With the version 56 update, Google has enabled Chrome to default to HTML5-based rendering for better speed and security. This means that content still using Flash won’t display immediately and instead will require your manual authorization to run.
This update comes as HTML5 begins to ultimately take the place of Adobe Flash. As we’ve seen in recent memory, Flash is surely dying off slowly, but as more and more actions like this take place, we’ll soon see the eventual death of older rendering solutions and enjoy the speed and better overall security of HTML5. Of course, this will likely take some time, but at the rate we’re going, kids of 2020 may have never even heard of Flash.
In addition, HTTP sites which collect passwords, credit card information, and other sensitive information are now marked ‘Not Secured’ in order to promote the future use of HTTP, yet another security solution to better the experience of internet interaction. And specifically targeted towards Mac users, FLAC audio files can now be played right within Chrome.

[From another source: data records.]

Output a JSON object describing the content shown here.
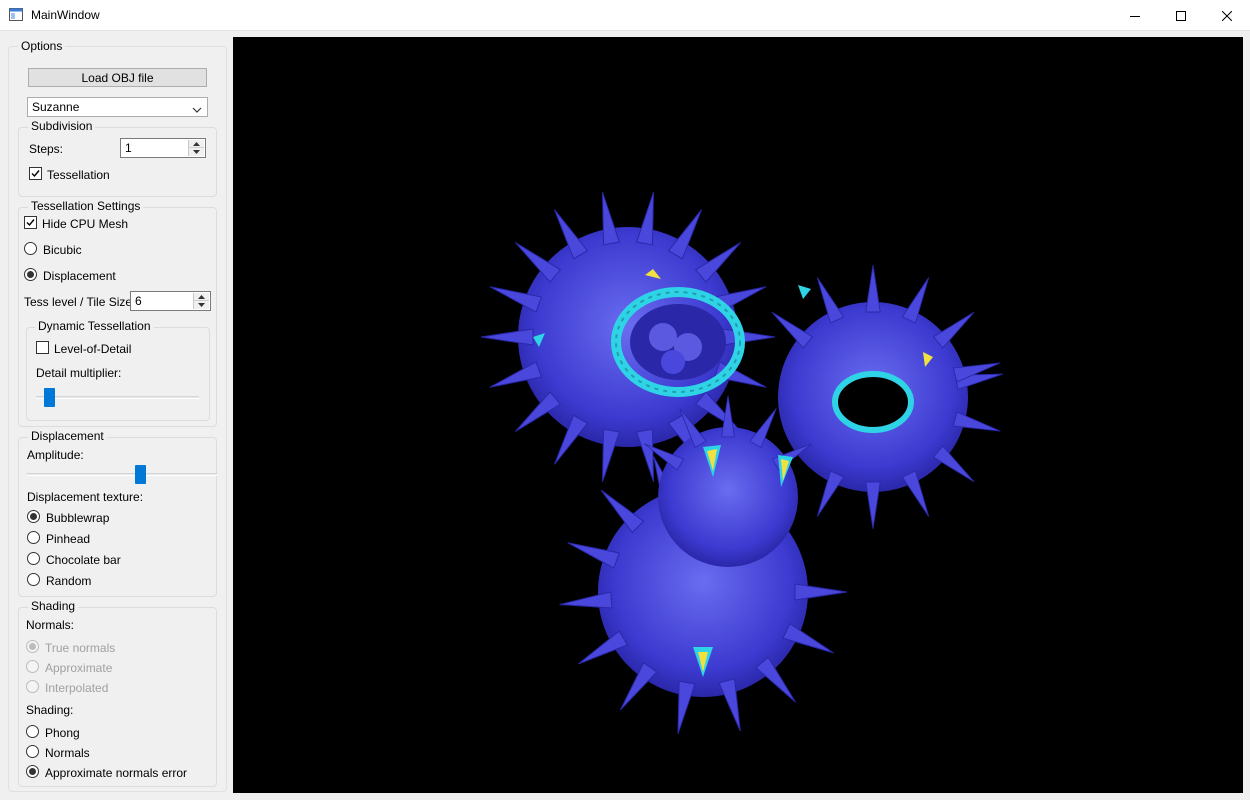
{
  "window": {
    "title": "MainWindow",
    "icon": "app-window-icon"
  },
  "options": {
    "title": "Options",
    "load_button": "Load OBJ file",
    "model_combo": {
      "selected": "Suzanne"
    }
  },
  "subdivision": {
    "title": "Subdivision",
    "steps_label": "Steps:",
    "steps_value": "1",
    "tessellation_label": "Tessellation",
    "tessellation_checked": true
  },
  "tessellation_settings": {
    "title": "Tessellation Settings",
    "hide_cpu_mesh_label": "Hide CPU Mesh",
    "hide_cpu_mesh_checked": true,
    "bicubic_label": "Bicubic",
    "displacement_label": "Displacement",
    "selected_mode": "Displacement",
    "tess_level_label": "Tess level / Tile Size",
    "tess_level_value": "6"
  },
  "dynamic_tessellation": {
    "title": "Dynamic Tessellation",
    "lod_label": "Level-of-Detail",
    "lod_checked": false,
    "detail_multiplier_label": "Detail multiplier:",
    "detail_multiplier_level": 0.05
  },
  "displacement": {
    "title": "Displacement",
    "amplitude_label": "Amplitude:",
    "amplitude_level": 0.5,
    "texture_label": "Displacement texture:",
    "textures": [
      "Bubblewrap",
      "Pinhead",
      "Chocolate bar",
      "Random"
    ],
    "selected_texture": "Bubblewrap"
  },
  "shading": {
    "title": "Shading",
    "normals_label": "Normals:",
    "normals_options": [
      "True normals",
      "Approximate",
      "Interpolated"
    ],
    "normals_selected": "True normals",
    "normals_enabled": false,
    "shading_label": "Shading:",
    "shading_options": [
      "Phong",
      "Normals",
      "Approximate normals error"
    ],
    "shading_selected": "Approximate normals error"
  },
  "colors": {
    "viewport_bg": "#000000",
    "mesh_base": "#3c3ad0",
    "mesh_highlight": "#6a6cf0",
    "error_cyan": "#2fd3e6",
    "error_yellow": "#f0e040",
    "slider_accent": "#0078d7"
  }
}
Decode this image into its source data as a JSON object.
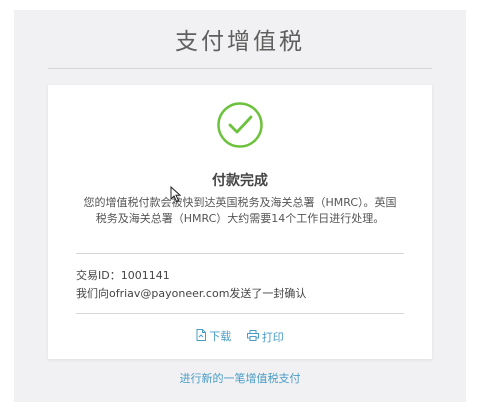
{
  "page": {
    "title": "支付增值税",
    "new_payment_link": "进行新的一笔增值税支付"
  },
  "card": {
    "status_icon": "check-circle-icon",
    "heading": "付款完成",
    "message_line1": "您的增值税付款会被快到达英国税务及海关总署（HMRC）。英国",
    "message_line2": "税务及海关总署（HMRC）大约需要14个工作日进行处理。",
    "transaction_label": "交易ID：",
    "transaction_id": "1001141",
    "confirmation_prefix": "我们向",
    "confirmation_email": "ofriav@payoneer.com",
    "confirmation_suffix": "发送了一封确认",
    "download_label": "下载",
    "print_label": "打印"
  },
  "colors": {
    "accent_green": "#6dc23d",
    "link_blue": "#4a9dc7",
    "background": "#f1f1f3"
  }
}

Chrome 56 is now rolling out to Mac, Windows, and Linux users, while Android, iOS, and Chrome OS users can expect the update over the coming weeks.